Explosive Charge 44 lbs. (20 kg) TNT
Trigger/Fuze Hertz fuze
Maximum Depth 164 feet (50 m)

Small moored contact coastal mine. Can be used as a ground mine in shallow water.

PLT-G, 1943

Total Mass 1,808 lbs. (820 kg)
Explosive Charge 529 lbs. (240 kg) TNT
Maximum Depth 855 feet (260 m)

Modification of PLT mine for deep water use.

EhP-G, 1943

Total Mass 2,315 lbs. (1,050 kg)
Explosive Charge 573 lbs. (260 kg) TNT
Trigger/Fuze 5 Hertz horns
Maximum Depth 1,150 feet (350 m)

Modification of EhP mine for deep water use.

AGSB, 1944

Total Mass 2469 lbs. (1120 kg)
Explosive Charge 507 lbs. (230 kg)
Trigger/Fuze 0 - 2 antenna fuzes, and 5 Hertz horns
Maximum Depth 1,640 feet (500 m)

Moored contact mine. Modification of the AG mine. For anti-submarine use.

AMD-2-500, 1945

Total Mass 1,102 lbs. (500 kg)
Explosive Charge 661 lbs. (300 kg) TNT
Maximum Depth 20 - 165 feet (6 - 50 m)

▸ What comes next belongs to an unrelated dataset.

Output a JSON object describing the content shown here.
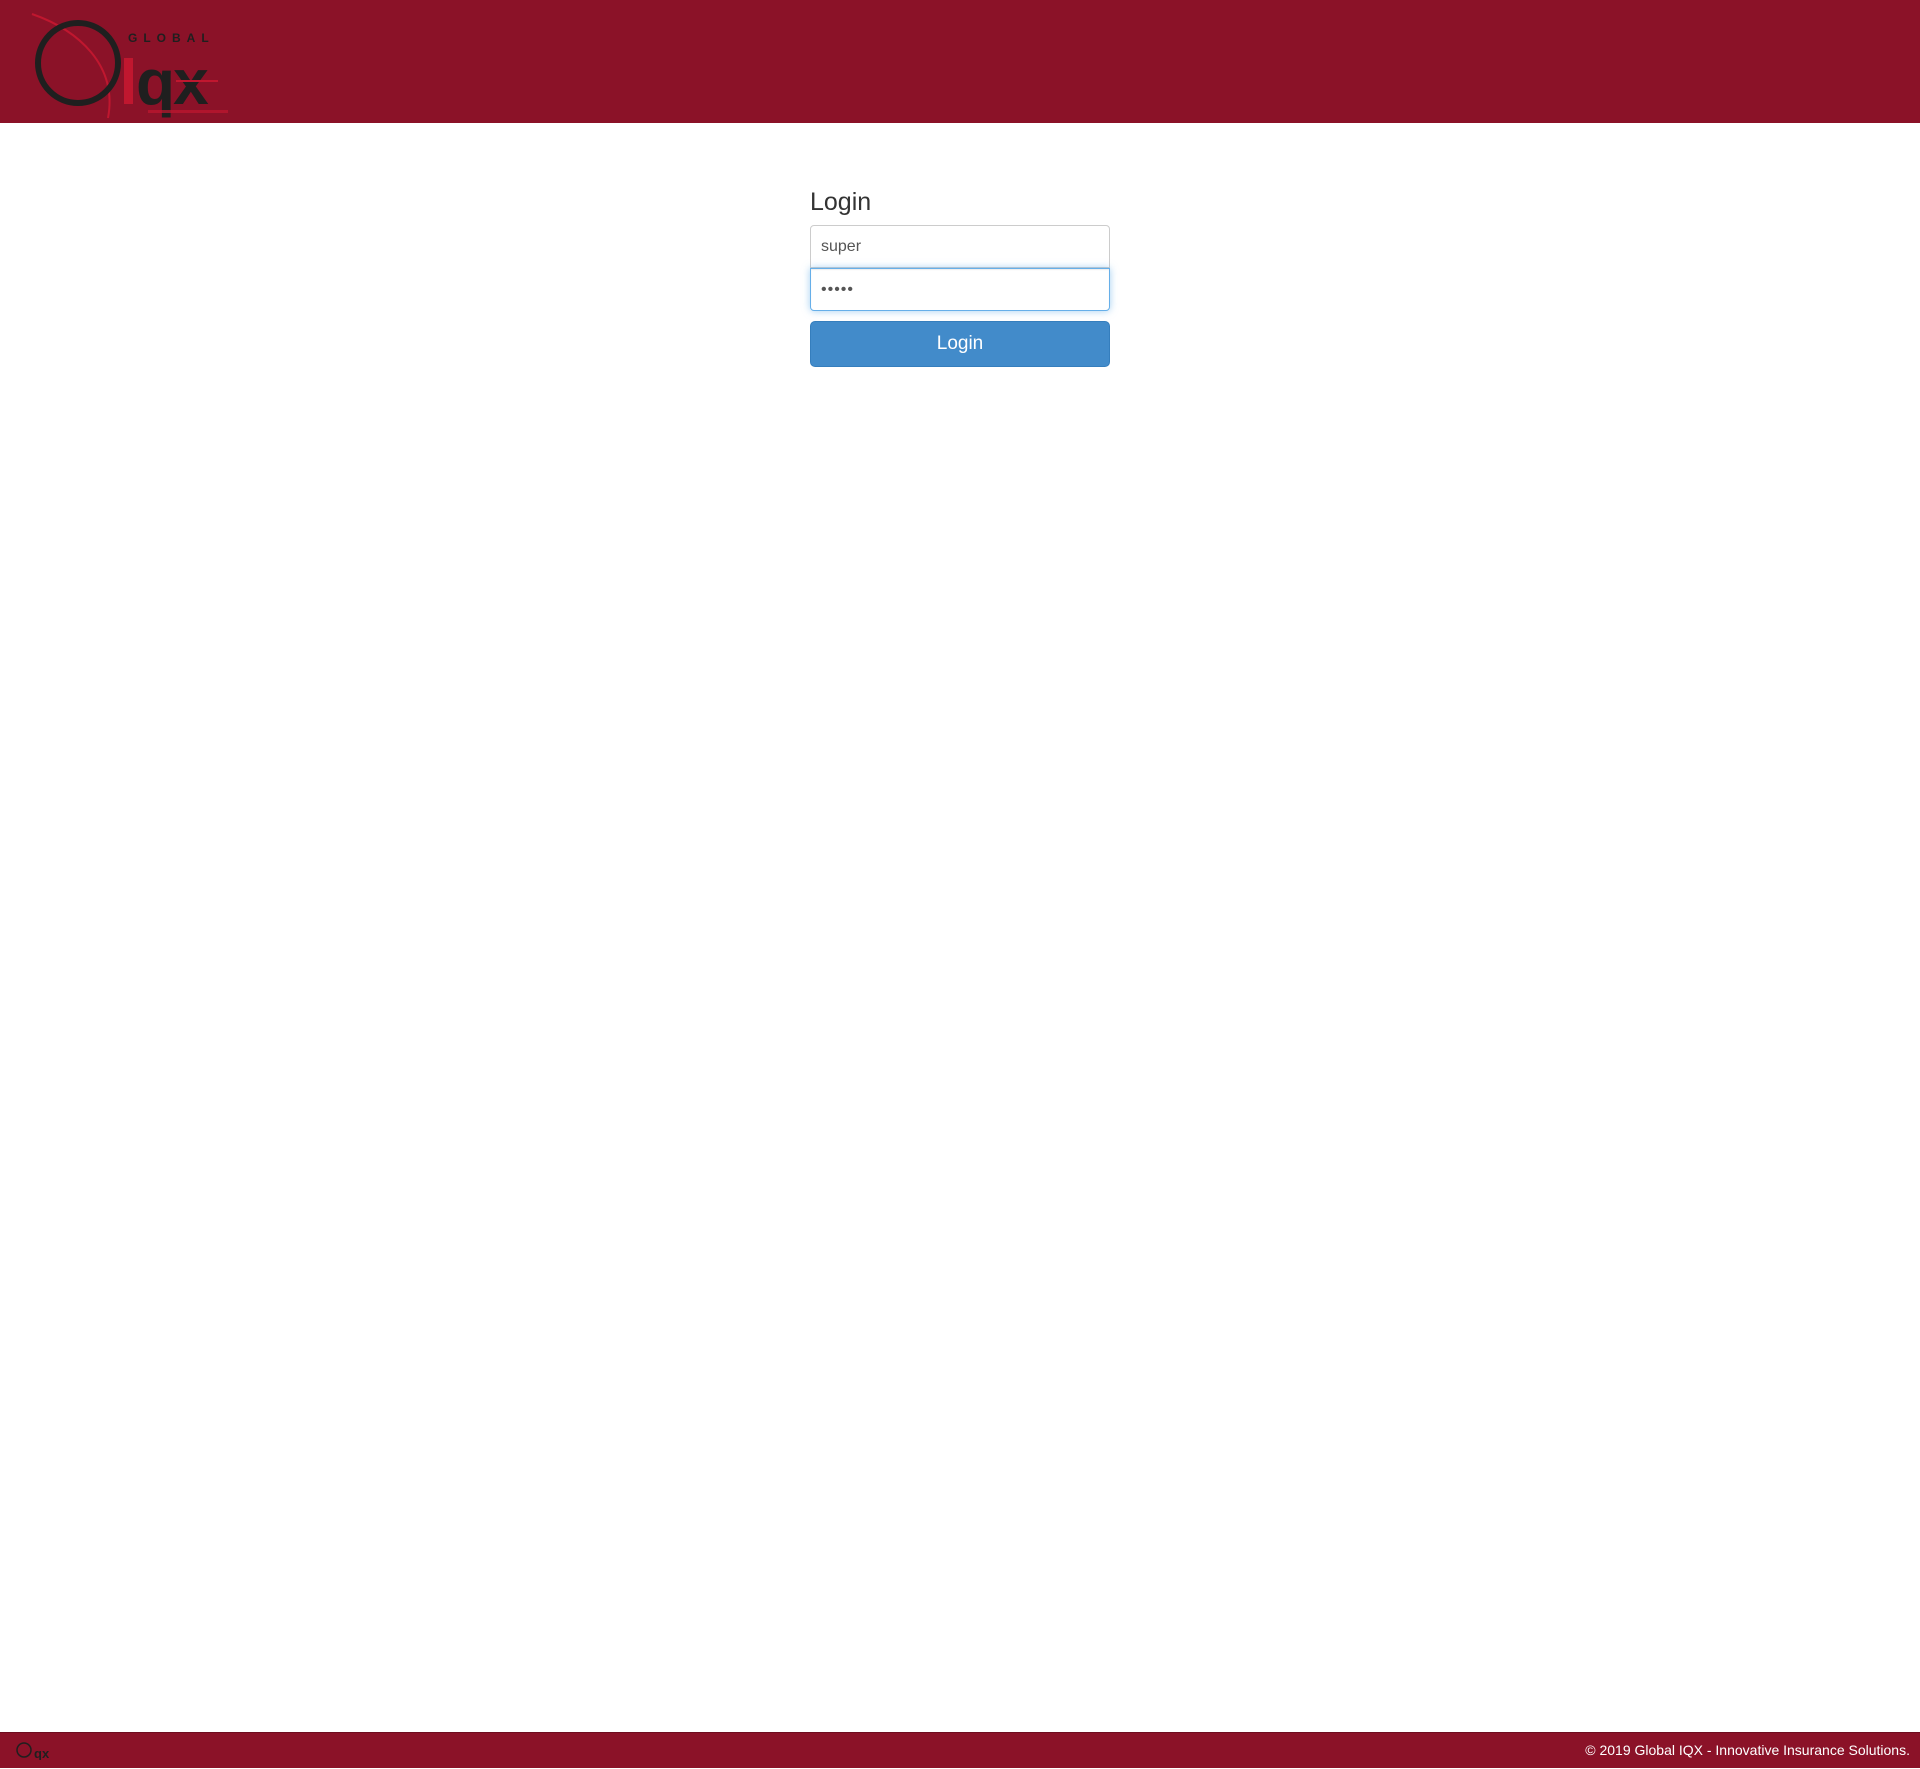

Magnetic acoustic, aircraft/ship laid, ground mine. Known as the KMD-2-500 when laid by ships.

AMD-2-1000, 1945

Total Mass 2,205 lbs. (1,000 kg)
Explosive Charge 1,543 lbs. (700 kg) TNT
Maximum Depth 20 - 165 feet (6 - 50 m)

Magnetic-acoustic, aircraft/ship laid, ground mine.

Post-1945

I lack reliable data for mines produced after 1945.

Sources

Data from:

  • "S-Boote: German E-boats in action 1939 - 1945" by Jean-Philippe Dallies-Labourdette
  • "Miny VMF SSSR" (Mines of the Soviet Navy) by Yu. L. Korshunov and B. K. Lyamin
  • "Miny Rossiyskogo Flota" (Mines of the Russian Fleet) by Yu. L. Korshunov and Yu. P. D'yakonov
  • "Sovetskie Boevye Korabli 1941-45: IV Vooruzhnie" (Soviet Warships 1941-45: Volume IV Armament) by A.V. Platonov

Special help from Gary Cartwright, Marc Lemaire and Vladimir Yakubov.

Page History

20 November 2007 - Benchmark

24 February 2013 - Added photographs of Model 1908 mines